Before he became a household name with ‘Sherlock’, Mark Gatiss was, of course, one quarter of the seminal League of Gentlemen, the comedy troupe whose repertoire of unforgettable grotesques was sourced up from the breadth of the twentieth century’s most iconic films and plays.
It’s not surprising, then, that he’s a fan of Mart Crowley’s ‘The Boys In the Band’, a classic – if now somewhat forgotten – 1968 US drama about a group of gay frenemies’s boozy, bitchy birthday gathering. Gatiss plays the birthday boy: Harold, a savagely ironic, shades wearing provocateur who skulks late into his own party like a sardonic Count Dracula. He is very League of Gentlemen, as is the borderline sadistic game that increasingly unpleasant party host Michael (Ian Hallard, Gatiss’s real-life husband, in the night’s best turn) forces his guests to play, demanding they call up somebody they love – in most cases, a straight guy – and tell them their true feelings.

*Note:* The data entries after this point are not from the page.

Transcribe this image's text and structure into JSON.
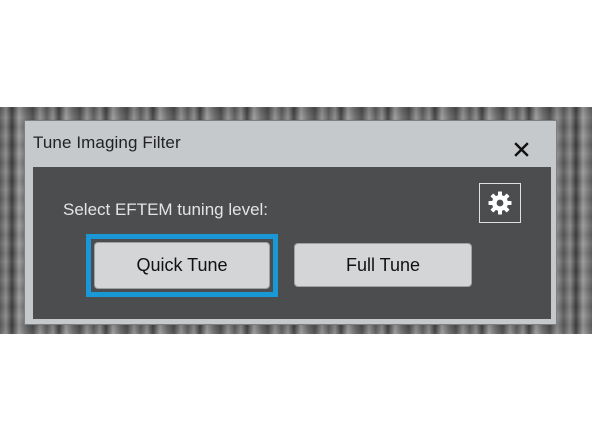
{
  "dialog": {
    "title": "Tune Imaging Filter",
    "close_icon": "close-icon"
  },
  "panel": {
    "prompt": "Select EFTEM tuning level:",
    "settings_icon": "gear-icon",
    "buttons": {
      "quick_tune": "Quick Tune",
      "full_tune": "Full Tune"
    },
    "focused_button": "quick_tune"
  },
  "colors": {
    "dialog_bg": "#c5c9cc",
    "panel_bg": "#4b4d4f",
    "focus_ring": "#1a98d6",
    "button_bg": "#d3d5d7"
  }
}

At its best Adam Penford’s revival makes for a funny, dark and brutal play, stuffed with memorable turns. Written way before the Aids era – when gay theatre hit the mainstream – Crowley seems to strongly suggest that the biggest challenge facing the community of the day was the crushing loneliness of being isolated from a less tolerant ‘straight’ society (here exemplified by Michael’s straight, belligerent, somewhat underused ex-roommate Alan, who stumbles into the party by mistake).